◆ **TASK BRIEF**
Return the entries below in full. Keep every word as it is.

——

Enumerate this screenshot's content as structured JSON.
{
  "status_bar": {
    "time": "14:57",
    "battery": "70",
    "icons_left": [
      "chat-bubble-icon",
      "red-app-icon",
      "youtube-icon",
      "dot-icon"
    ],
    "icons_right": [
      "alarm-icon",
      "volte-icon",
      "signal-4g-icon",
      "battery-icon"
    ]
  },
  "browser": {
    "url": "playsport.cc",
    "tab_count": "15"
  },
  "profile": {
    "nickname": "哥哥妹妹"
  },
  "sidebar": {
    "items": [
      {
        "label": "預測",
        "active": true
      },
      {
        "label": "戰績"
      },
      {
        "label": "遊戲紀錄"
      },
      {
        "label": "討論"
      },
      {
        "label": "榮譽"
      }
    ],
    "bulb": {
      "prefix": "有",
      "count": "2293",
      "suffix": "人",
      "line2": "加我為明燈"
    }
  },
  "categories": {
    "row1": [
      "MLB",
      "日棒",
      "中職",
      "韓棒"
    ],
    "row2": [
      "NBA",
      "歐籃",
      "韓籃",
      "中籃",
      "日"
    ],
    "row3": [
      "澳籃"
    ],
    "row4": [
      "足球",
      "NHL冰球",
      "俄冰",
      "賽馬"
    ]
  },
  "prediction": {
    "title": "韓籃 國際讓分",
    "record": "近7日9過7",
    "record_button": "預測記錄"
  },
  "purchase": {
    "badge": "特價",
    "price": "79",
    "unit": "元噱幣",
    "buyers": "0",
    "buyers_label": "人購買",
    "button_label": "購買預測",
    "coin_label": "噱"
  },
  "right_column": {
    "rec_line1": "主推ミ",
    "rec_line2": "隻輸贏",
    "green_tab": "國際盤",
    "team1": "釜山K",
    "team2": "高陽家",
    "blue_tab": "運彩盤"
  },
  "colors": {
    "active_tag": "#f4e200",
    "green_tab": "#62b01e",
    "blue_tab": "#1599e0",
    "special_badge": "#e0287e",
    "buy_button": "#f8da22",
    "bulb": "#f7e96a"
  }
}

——

◆ **SOLUTION FOR THIS PROBLEM**
Enumerate this screenshot's content as structured JSON.
{
  "status_bar": {
    "time": "14:57",
    "battery": "70",
    "icons_left": [
      "chat-bubble-icon",
      "red-app-icon",
      "youtube-icon",
      "dot-icon"
    ],
    "icons_right": [
      "alarm-icon",
      "volte-icon",
      "signal-4g-icon",
      "battery-icon"
    ]
  },
  "browser": {
    "url": "playsport.cc",
    "tab_count": "15"
  },
  "profile": {
    "nickname": "哥哥妹妹"
  },
  "sidebar": {
    "items": [
      {
        "label": "預測",
        "active": true
      },
      {
        "label": "戰績"
      },
      {
        "label": "遊戲紀錄"
      },
      {
        "label": "討論"
      },
      {
        "label": "榮譽"
      }
    ],
    "bulb": {
      "prefix": "有",
      "count": "2293",
      "suffix": "人",
      "line2": "加我為明燈"
    }
  },
  "categories": {
    "row1": [
      "MLB",
      "日棒",
      "中職",
      "韓棒"
    ],
    "row2": [
      "NBA",
      "歐籃",
      "韓籃",
      "中籃",
      "日"
    ],
    "row3": [
      "澳籃"
    ],
    "row4": [
      "足球",
      "NHL冰球",
      "俄冰",
      "賽馬"
    ]
  },
  "prediction": {
    "title": "韓籃 國際讓分",
    "record": "近7日9過7",
    "record_button": "預測記錄"
  },
  "purchase": {
    "badge": "特價",
    "price": "79",
    "unit": "元噱幣",
    "buyers": "0",
    "buyers_label": "人購買",
    "button_label": "購買預測",
    "coin_label": "噱"
  },
  "right_column": {
    "rec_line1": "主推ミ",
    "rec_line2": "隻輸贏",
    "green_tab": "國際盤",
    "team1": "釜山K",
    "team2": "高陽家",
    "blue_tab": "運彩盤"
  },
  "colors": {
    "active_tag": "#f4e200",
    "green_tab": "#62b01e",
    "blue_tab": "#1599e0",
    "special_badge": "#e0287e",
    "buy_button": "#f8da22",
    "bulb": "#f7e96a"
  }
}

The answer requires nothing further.